Video evidence has allowed prosecutors to bring criminal charges against officers involved in controversial shootings, but a recent series of acquittals demonstrates its limitations. “It’s not the end-all, be-all,” says the Milwaukee district attorney.
Juries in recent days have acquitted two more cops involved in controversial fatal shootings of black men. One criminologist says jurors are reluctant to convict: “They just don’t want to second-guess officers in those life-or-death decisions.”
A day after a former South Carolina cop pleaded guilty to a federal civil rights charge for shooting a man in the back, two Baton Rouge cops were cleared in another controversial fatal shooting. A federal prosecutor said of the Louisiana case, “We simply did not have sufficient evidence to prove beyond a reasonable doubt that either officer violated the federal criminal civil rights laws.”
In the past, the Travis County prosecutor presented each police shooting to a grand jury. That will be no longer be the case. A leading civil rights attorney called the move a “double somersault backwards” to protect police.
Next week, Texas legislators will begin examining a package of bills aimed at cooling off the strained relations between cops and civilians, after a year in which the state suffered the deadliest attack on law enforcement in America since 9/11.

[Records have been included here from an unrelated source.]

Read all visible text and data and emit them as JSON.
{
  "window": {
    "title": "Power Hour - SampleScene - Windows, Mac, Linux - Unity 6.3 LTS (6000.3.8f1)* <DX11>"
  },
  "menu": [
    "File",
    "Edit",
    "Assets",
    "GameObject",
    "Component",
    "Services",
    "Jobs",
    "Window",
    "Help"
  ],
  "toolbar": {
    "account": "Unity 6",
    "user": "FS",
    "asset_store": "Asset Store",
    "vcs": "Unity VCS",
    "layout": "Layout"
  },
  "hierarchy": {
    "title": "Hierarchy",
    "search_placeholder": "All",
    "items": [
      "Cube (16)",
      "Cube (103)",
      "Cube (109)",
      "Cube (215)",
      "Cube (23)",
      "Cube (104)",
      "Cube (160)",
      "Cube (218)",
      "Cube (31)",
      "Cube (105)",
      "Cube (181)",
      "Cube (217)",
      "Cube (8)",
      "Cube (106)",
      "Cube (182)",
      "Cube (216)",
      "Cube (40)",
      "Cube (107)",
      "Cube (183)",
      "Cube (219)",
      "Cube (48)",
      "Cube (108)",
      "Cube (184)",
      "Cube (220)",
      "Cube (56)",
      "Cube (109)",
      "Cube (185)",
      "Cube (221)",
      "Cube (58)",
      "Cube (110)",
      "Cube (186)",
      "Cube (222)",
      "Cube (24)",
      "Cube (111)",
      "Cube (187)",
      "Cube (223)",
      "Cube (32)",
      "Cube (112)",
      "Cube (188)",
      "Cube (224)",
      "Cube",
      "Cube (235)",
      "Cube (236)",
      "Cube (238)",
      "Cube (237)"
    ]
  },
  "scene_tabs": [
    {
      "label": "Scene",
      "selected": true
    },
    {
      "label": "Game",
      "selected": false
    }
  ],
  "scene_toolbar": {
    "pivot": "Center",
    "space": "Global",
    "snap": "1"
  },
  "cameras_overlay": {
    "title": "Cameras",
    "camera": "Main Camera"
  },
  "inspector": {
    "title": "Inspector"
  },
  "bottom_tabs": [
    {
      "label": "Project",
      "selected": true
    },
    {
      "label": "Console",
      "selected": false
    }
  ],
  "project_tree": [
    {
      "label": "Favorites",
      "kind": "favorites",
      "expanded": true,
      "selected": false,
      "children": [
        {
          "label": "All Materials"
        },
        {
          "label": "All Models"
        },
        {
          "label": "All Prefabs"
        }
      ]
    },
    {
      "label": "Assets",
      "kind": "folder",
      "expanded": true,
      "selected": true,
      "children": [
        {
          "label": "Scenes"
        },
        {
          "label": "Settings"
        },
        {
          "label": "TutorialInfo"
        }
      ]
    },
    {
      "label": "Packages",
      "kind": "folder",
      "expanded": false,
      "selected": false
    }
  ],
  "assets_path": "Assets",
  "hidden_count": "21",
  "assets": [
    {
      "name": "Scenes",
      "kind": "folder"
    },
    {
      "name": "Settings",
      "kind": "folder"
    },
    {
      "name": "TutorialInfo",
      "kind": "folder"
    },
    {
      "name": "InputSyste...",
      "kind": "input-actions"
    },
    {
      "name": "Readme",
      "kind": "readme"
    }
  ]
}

The six-officer Critical Incident Response Team will automatically investigate when a state trooper shoots somebody and will be available to other police agencies. State Police Commissioner Rick Sanders said the unit isn’t tasked with determining whether a shooting was justifiable. “Our objective is just to gather the facts,” he said.
It is “very misleading” for the news media to assert that police slayings of civilians in the U.S. are up since the Michael Brown case in 2014 in Ferguson, Bradley Campbell tells the American Society of Criminology. The average number of police killings nationwide has been steady at about 19 per week before and after Brown’s death.
Do you release video footage of the confrontation? Do you deploy officers in riot gear? Do you call in the National Guard? While looking over their shoulder at the punishing riots in Ferguson, Baltimore and elsewhere, Tulsa and Charlotte took very different paths after police officers shot and killed black men in those two cities.